In particular, central banks have lost their temper. Instead of being a reassuring presence, they add to the feeling of panic by increasing the cost of borrowing. As one analyst said of the U.S. central bank’s decision to raise interest rates by 0.75 percentage points last week: “The Federal Reserve will raise interest rates up to what policy makers break inflation, but the risk is that they also break the economy”.

On Thursday, the Bank of England pushed its key rate to 1.25% after a period of more than a decade in which it had never risen above 0.75%. Some analysts believe the base rate will rise to 3% by the end of next year after Threadneedle Street put fighting inflation above sustaining growth.

We know that an increase in the cost of borrowing in the UK, the Eurozone and the US, which we are seeing right now, will do nothing to lower prices.

Inflation is an affliction caused by Russia’s invasion of Ukraine and, to a lesser but important extent, China’s difficulties with Covid after its vaccine development failures, which caused blockages and repeated blockages in ports. In the UK, Brexit adds another big twist as it has hurt trade and reduced the number of available workers.

The justification for higher interest rates must therefore lie elsewhere, and central banks, to justify their spasm of action, argue that they must move forward to avoid a wage spiral – one where wages exceed inflation.

In Britain, this argument assumes that the average worker, to avoid a decline in personal living standards, will be able to negotiate a wage deal that exceeds the Bank of England’s latest forecast of an 11 % later this year.

While the government is expected to limit public sector wage increases to between 0% and 3% this year, that means private sector increases are expected to be even higher – around 12% or 13% on average. These levels of wage increases are a fiction. Workers’ power, outside of a few discrete pockets of the labor market, is a mirage.

Still, the Bank looks likely to go ahead anyway, which leaves anyone looking for reasons to remain confident looking to Rishi Sunak.

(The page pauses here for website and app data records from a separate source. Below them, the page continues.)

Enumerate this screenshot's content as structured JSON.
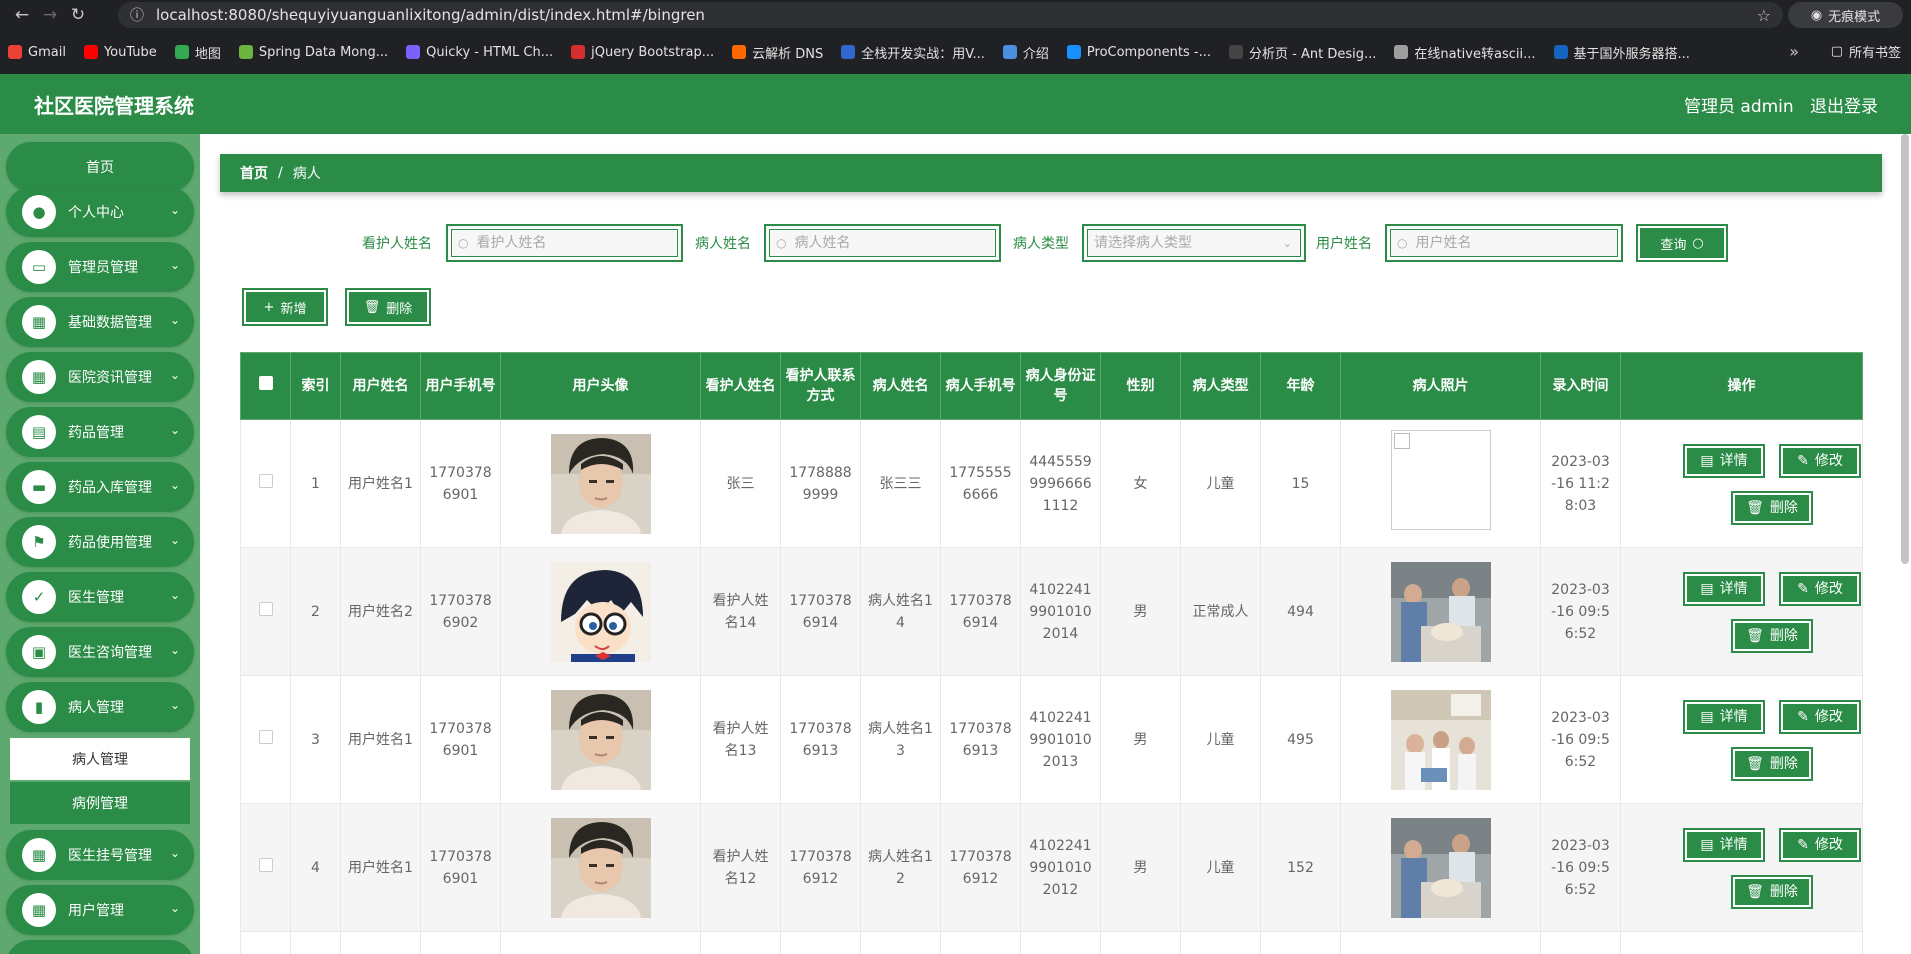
{
  "browser": {
    "url": "localhost:8080/shequyiyuanguanlixitong/admin/dist/index.html#/bingren",
    "incognito_label": "无痕模式",
    "all_bookmarks": "所有书签",
    "bookmarks": [
      {
        "label": "Gmail",
        "color": "#ea4335"
      },
      {
        "label": "YouTube",
        "color": "#ff0000"
      },
      {
        "label": "地图",
        "color": "#34a853"
      },
      {
        "label": "Spring Data Mong...",
        "color": "#6db33f"
      },
      {
        "label": "Quicky - HTML Ch...",
        "color": "#7b61ff"
      },
      {
        "label": "jQuery Bootstrap...",
        "color": "#d32f2f"
      },
      {
        "label": "云解析 DNS",
        "color": "#ff6a00"
      },
      {
        "label": "全栈开发实战：用V...",
        "color": "#3366cc"
      },
      {
        "label": "介绍",
        "color": "#4a90e2"
      },
      {
        "label": "ProComponents -...",
        "color": "#1890ff"
      },
      {
        "label": "分析页 - Ant Desig...",
        "color": "#444444"
      },
      {
        "label": "在线native转ascii...",
        "color": "#9e9e9e"
      },
      {
        "label": "基于国外服务器搭...",
        "color": "#1565c0"
      }
    ]
  },
  "header": {
    "title": "社区医院管理系统",
    "admin": "管理员 admin",
    "logout": "退出登录"
  },
  "sidebar": {
    "home": "首页",
    "items": [
      {
        "label": "个人中心",
        "icon": "user-icon",
        "glyph": "●"
      },
      {
        "label": "管理员管理",
        "icon": "monitor-icon",
        "glyph": "▭"
      },
      {
        "label": "基础数据管理",
        "icon": "grid-icon",
        "glyph": "▦"
      },
      {
        "label": "医院资讯管理",
        "icon": "grid-icon",
        "glyph": "▦"
      },
      {
        "label": "药品管理",
        "icon": "clipboard-icon",
        "glyph": "▤"
      },
      {
        "label": "药品入库管理",
        "icon": "message-icon",
        "glyph": "▬"
      },
      {
        "label": "药品使用管理",
        "icon": "flag-icon",
        "glyph": "⚑"
      },
      {
        "label": "医生管理",
        "icon": "checklist-icon",
        "glyph": "✓"
      },
      {
        "label": "医生咨询管理",
        "icon": "briefcase-icon",
        "glyph": "▣"
      },
      {
        "label": "病人管理",
        "icon": "chart-icon",
        "glyph": "▮"
      }
    ],
    "sub_items": [
      "病人管理",
      "病例管理"
    ],
    "bottom_items": [
      {
        "label": "医生挂号管理",
        "icon": "grid-icon",
        "glyph": "▦"
      },
      {
        "label": "用户管理",
        "icon": "grid-icon",
        "glyph": "▦"
      }
    ]
  },
  "breadcrumb": {
    "home": "首页",
    "sep": "/",
    "current": "病人"
  },
  "search": {
    "caretaker_label": "看护人姓名",
    "caretaker_placeholder": "看护人姓名",
    "patient_label": "病人姓名",
    "patient_placeholder": "病人姓名",
    "type_label": "病人类型",
    "type_placeholder": "请选择病人类型",
    "user_label": "用户姓名",
    "user_placeholder": "用户姓名",
    "query": "查询"
  },
  "actions": {
    "add": "新增",
    "delete": "删除"
  },
  "table": {
    "headers": [
      "索引",
      "用户姓名",
      "用户手机号",
      "用户头像",
      "看护人姓名",
      "看护人联系方式",
      "病人姓名",
      "病人手机号",
      "病人身份证号",
      "性别",
      "病人类型",
      "年龄",
      "病人照片",
      "录入时间",
      "操作"
    ],
    "row_actions": {
      "detail": "详情",
      "edit": "修改",
      "delete": "删除"
    },
    "rows": [
      {
        "index": "1",
        "user_name": "用户姓名1",
        "user_phone": "17703786901",
        "avatar": "young-man",
        "caretaker": "张三",
        "caretaker_phone": "17788889999",
        "patient": "张三三",
        "patient_phone": "17755556666",
        "id_card": "444555999966661112",
        "gender": "女",
        "type": "儿童",
        "age": "15",
        "photo": "broken",
        "time": "2023-03-16 11:28:03"
      },
      {
        "index": "2",
        "user_name": "用户姓名2",
        "user_phone": "17703786902",
        "avatar": "cartoon",
        "caretaker": "看护人姓名14",
        "caretaker_phone": "17703786914",
        "patient": "病人姓名14",
        "patient_phone": "17703786914",
        "id_card": "410224199010102014",
        "gender": "男",
        "type": "正常成人",
        "age": "494",
        "photo": "clinic",
        "time": "2023-03-16 09:56:52"
      },
      {
        "index": "3",
        "user_name": "用户姓名1",
        "user_phone": "17703786901",
        "avatar": "young-man",
        "caretaker": "看护人姓名13",
        "caretaker_phone": "17703786913",
        "patient": "病人姓名13",
        "patient_phone": "17703786913",
        "id_card": "410224199010102013",
        "gender": "男",
        "type": "儿童",
        "age": "495",
        "photo": "ward",
        "time": "2023-03-16 09:56:52"
      },
      {
        "index": "4",
        "user_name": "用户姓名1",
        "user_phone": "17703786901",
        "avatar": "young-man",
        "caretaker": "看护人姓名12",
        "caretaker_phone": "17703786912",
        "patient": "病人姓名12",
        "patient_phone": "17703786912",
        "id_card": "410224199010102012",
        "gender": "男",
        "type": "儿童",
        "age": "152",
        "photo": "clinic",
        "time": "2023-03-16 09:56:52"
      }
    ]
  },
  "colors": {
    "primary": "#2a8c46",
    "sidebar_bg": "#5ea96f"
  }
}
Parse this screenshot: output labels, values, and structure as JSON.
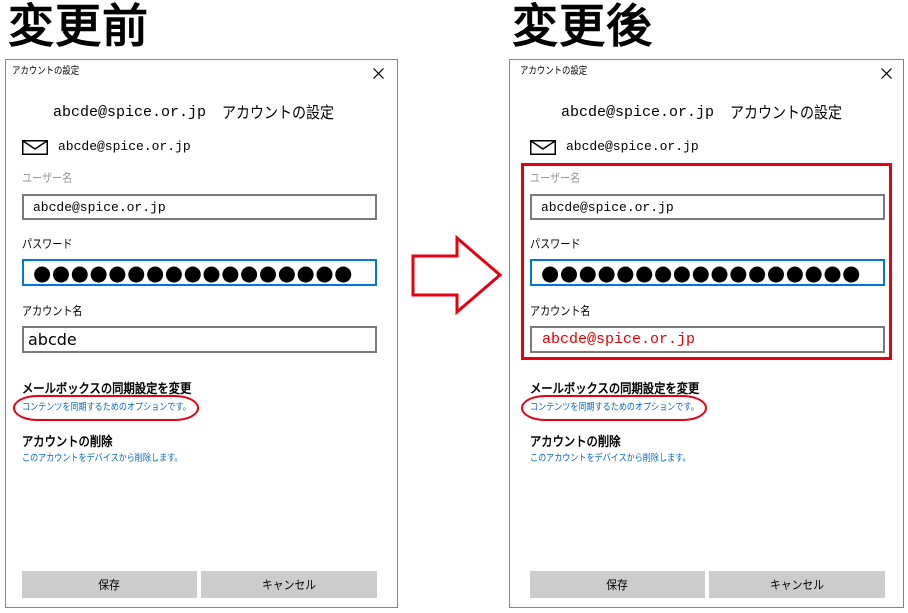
{
  "colors": {
    "annotation_red": "#e60012",
    "link_blue": "#0066cc",
    "focus_blue": "#0078d7",
    "window_border": "#4f8ed8",
    "button_gray": "#cccccc",
    "label_gray": "#999999",
    "changed_value_red": "#e60000"
  },
  "icons": {
    "close": "close-icon",
    "mail": "mail-icon",
    "arrow": "right-arrow-icon"
  },
  "panels": [
    {
      "heading": "変更前",
      "dialog": {
        "window_title": "アカウントの設定",
        "header_account": "abcde@spice.or.jp",
        "header_title": "アカウントの設定",
        "email": "abcde@spice.or.jp",
        "username": {
          "label": "ユーザー名",
          "value": "abcde@spice.or.jp"
        },
        "password": {
          "label": "パスワード",
          "value": "●●●●●●●●●●●●●●●●●"
        },
        "account_name": {
          "label": "アカウント名",
          "value": "abcde"
        },
        "sync": {
          "title": "メールボックスの同期設定を変更",
          "link": "コンテンツを同期するためのオプションです。"
        },
        "delete": {
          "title": "アカウントの削除",
          "link": "このアカウントをデバイスから削除します。"
        },
        "buttons": {
          "save": "保存",
          "cancel": "キャンセル"
        }
      }
    },
    {
      "heading": "変更後",
      "dialog": {
        "window_title": "アカウントの設定",
        "header_account": "abcde@spice.or.jp",
        "header_title": "アカウントの設定",
        "email": "abcde@spice.or.jp",
        "username": {
          "label": "ユーザー名",
          "value": "abcde@spice.or.jp"
        },
        "password": {
          "label": "パスワード",
          "value": "●●●●●●●●●●●●●●●●●"
        },
        "account_name": {
          "label": "アカウント名",
          "value": "abcde@spice.or.jp"
        },
        "sync": {
          "title": "メールボックスの同期設定を変更",
          "link": "コンテンツを同期するためのオプションです。"
        },
        "delete": {
          "title": "アカウントの削除",
          "link": "このアカウントをデバイスから削除します。"
        },
        "buttons": {
          "save": "保存",
          "cancel": "キャンセル"
        }
      }
    }
  ]
}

The Chancellor has made it clear that he values ​​fiscal rectitude above the “whatever it takes” open-ended commitments needed to foster confidence. He has warm words for investors on low corporation taxes, special visas for foreign entrepreneurs and a warmed-up Thatcherite plan to increase the number of workers by forcing more people on benefits to look for work.

This is a weak set of micro-policies that will do little to improve the mood of companies looking to invest in the UK. No wonder the pound fell. Few investors want to buy British right now, and who can blame them?